Mental Health at Work – It’s a Big Deal.
It can intrude on sleep, threaten our relationships, and literally break our brains. However, it is worryingly common for us to bottle up these work-triggered anxieties and low moods like a dirty secret, contributing to an insidious culture of silence, where we continue to smile through our Zoom tiles and nod along to the never-ending list of demands or passive-aggressive behaviour that is actually tearing us up inside…
In truth, we are actually wired to communicate better when we open up about our struggles rather than pretending that all is okay, as we believe we are obligated to in order to preserve an infallible exterior, not to mention the comfort of those in the vicinity…
Shifting the Blame
Indeed, with self-care (thankfully!) becoming a huge trend, and many of us making a real effort to show ourselves more love once we clock out – let’s be honest when we say most of us are still struggling.
And so we beat ourselves up. Getting stressed about the fact that we are stressed.

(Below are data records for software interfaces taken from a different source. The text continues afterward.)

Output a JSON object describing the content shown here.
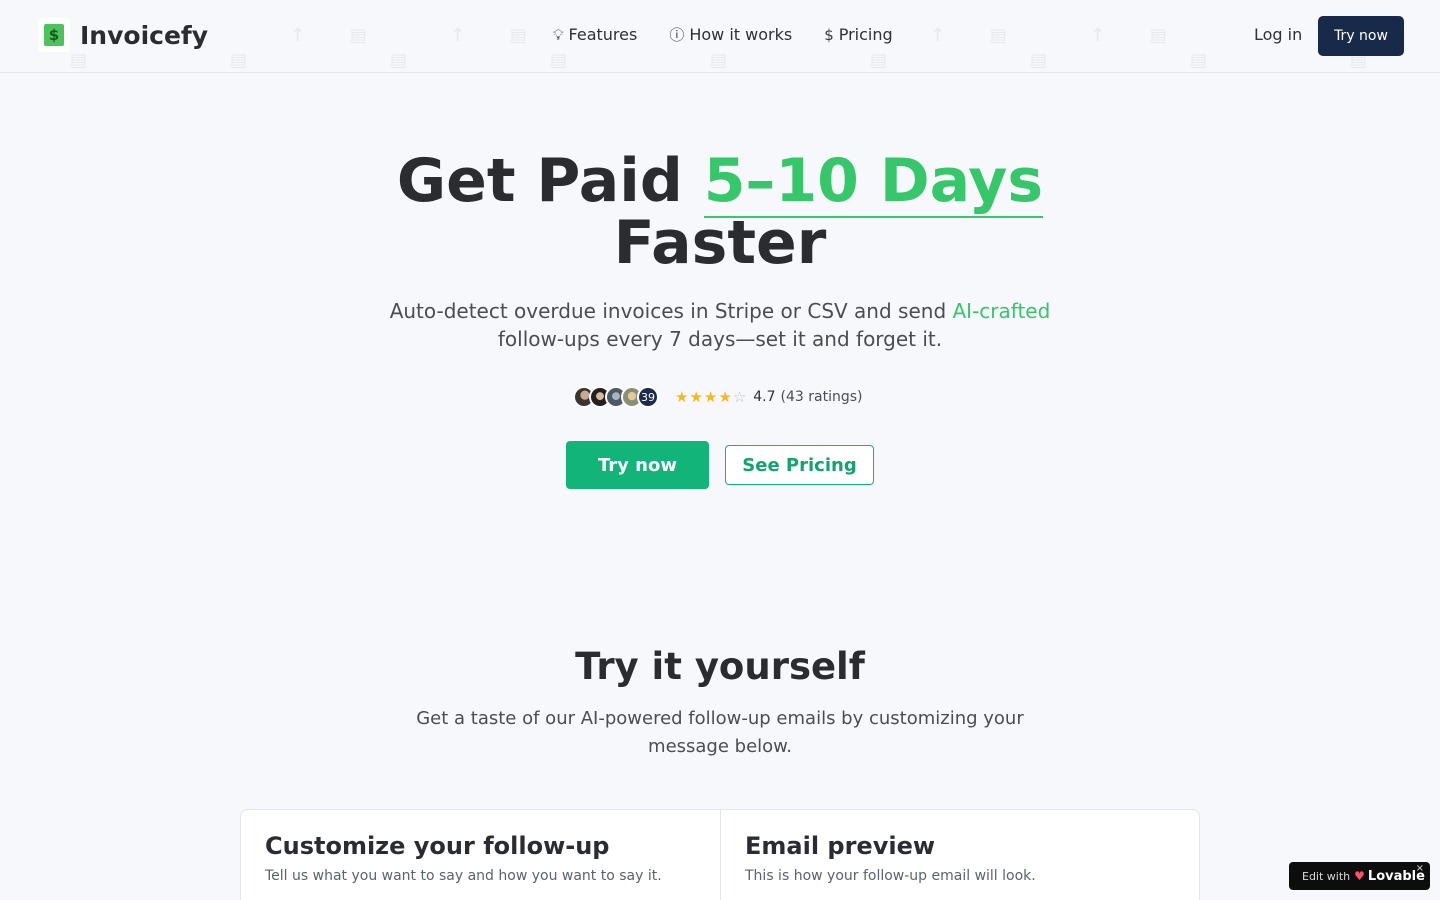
{
  "header": {
    "brand_name": "Invoicefy",
    "brand_icon": "dollar-doc-icon",
    "nav": [
      {
        "label": "Features",
        "icon": "lightbulb-icon"
      },
      {
        "label": "How it works",
        "icon": "info-icon"
      },
      {
        "label": "Pricing",
        "icon": "dollar-icon"
      }
    ],
    "login_label": "Log in",
    "try_label": "Try now"
  },
  "hero": {
    "title_prefix": "Get Paid",
    "title_accent": "5–10 Days",
    "title_suffix": "Faster",
    "subtitle_prefix": "Auto-detect overdue invoices in Stripe or CSV and send",
    "subtitle_accent": "AI-crafted",
    "subtitle_suffix": "follow-ups every 7 days—set it and forget it.",
    "avatar_count": "39",
    "rating_value": "4.7",
    "rating_count": "(43 ratings)",
    "stars_filled": 4,
    "stars_total": 5,
    "cta_primary": "Try now",
    "cta_secondary": "See Pricing"
  },
  "try_section": {
    "title": "Try it yourself",
    "subtitle": "Get a taste of our AI-powered follow-up emails by customizing your message below.",
    "cards": [
      {
        "title": "Customize your follow-up",
        "desc": "Tell us what you want to say and how you want to say it."
      },
      {
        "title": "Email preview",
        "desc": "This is how your follow-up email will look."
      }
    ]
  },
  "badge": {
    "prefix": "Edit with",
    "brand": "Lovable",
    "close": "×"
  },
  "colors": {
    "accent_green": "#36c76b",
    "cta_green": "#12b47a",
    "navy": "#182a4a"
  }
}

Could it be that maybe, just maybe, it’s not all our fault..?
The Missing Piece
So, where are we going wrong?
There are countless articles about how our screen time, productivity obsession, and default people-pleasing mode are waring away at our mental health. But is it really all on us?
I’m all for taking responsibility where needed – and we could all do with taking a step back and indulging in more self-care now and then. But that’s not the full picture! How many of us have read all the self-help articles, lit all the candles, taken the vitamins, and had those bubble baths and early nights – and yet still feel… frazzled?
Yes, these are great steps to take when it comes to our mental and emotional wellbeing. But alas, yes, there is more.
Mental health is about what goes on inside our heads, but a lot still depends on what goes on just outside it. It’s not just us, but our colleagues and managers that play a role. Just as we play a role in the mental wellbeing of our own colleagues, family, and friends. No woman is an island.
There have been many studies on the individual’s own coping mechanisms and resilience against work-related stress. However, the focus is now shifting away from how the individual can be more “resilient” and “protect themselves” – as it veers towards the responsibilities of those in leadership roles to prevent such stressful environments or situations from happening in the first place.
The World Health Organization (WHO) now even states a definition of a “healthy job,” which just so happens to be:
A healthy job is likely to be one where the pressures on employees are appropriate in relation to their abilities and resources, to the amount of control they have over their work and to the support they receive from people who matter to them.
Blame Your Boss (You Know You Want To)
Okay, don’t make this a witch hunt. It may not be your boss per se, but the structures in place at your workplace that perpetuate a toxic and unsustainable culture that is actually harming your mental health…
Yes, self-care is crucial. And we all ought to be taking more responsibility for our mental and emotional wellbeing for our own sakes – don’t get me wrong! That being said, work-related stress and its associated symptoms exist in almost every workplace. It requires a change not only in ourselves but also in the structures and systems we find ourselves in.
The problem is when companies see mental health as one of those touchy-feely and even taboo subjects not to be spoken about outside of a private conversation with a close colleague. But, just like any physical health condition or injury, a mental health problem (not to mention if this is a “workplace injury!”) is both serious and a real threat to one’s ability to work effectively.
Mental Health at Work: The Bottom Line
This new angle on mental health at work a meaningful switch – proposing that effective stress prevention and management in the workplace requires factors outside of the sufferer’s own head in order to improve. It takes a large portion of our own responsibility away and instead places it in the lap of those who have the power to change things for the better – whether that’s your boss, your teacher, or your parent.
Thankfully, the past decade has seen mental health issues talked about more widely, with more people than ever suffering from mental health difficulties feeling able to speak out about their experiences, seeking help when needed. But more still needs to be done.
And although journaling, essential oils, and mantras are great – they won’t cut it when you spend the majority of your waking hours in an environment (even if only virtual for the time being!) that feeds into toxicity, insecurities, and pressures that lay awake with you once your head hits the lavender-soaked pillow…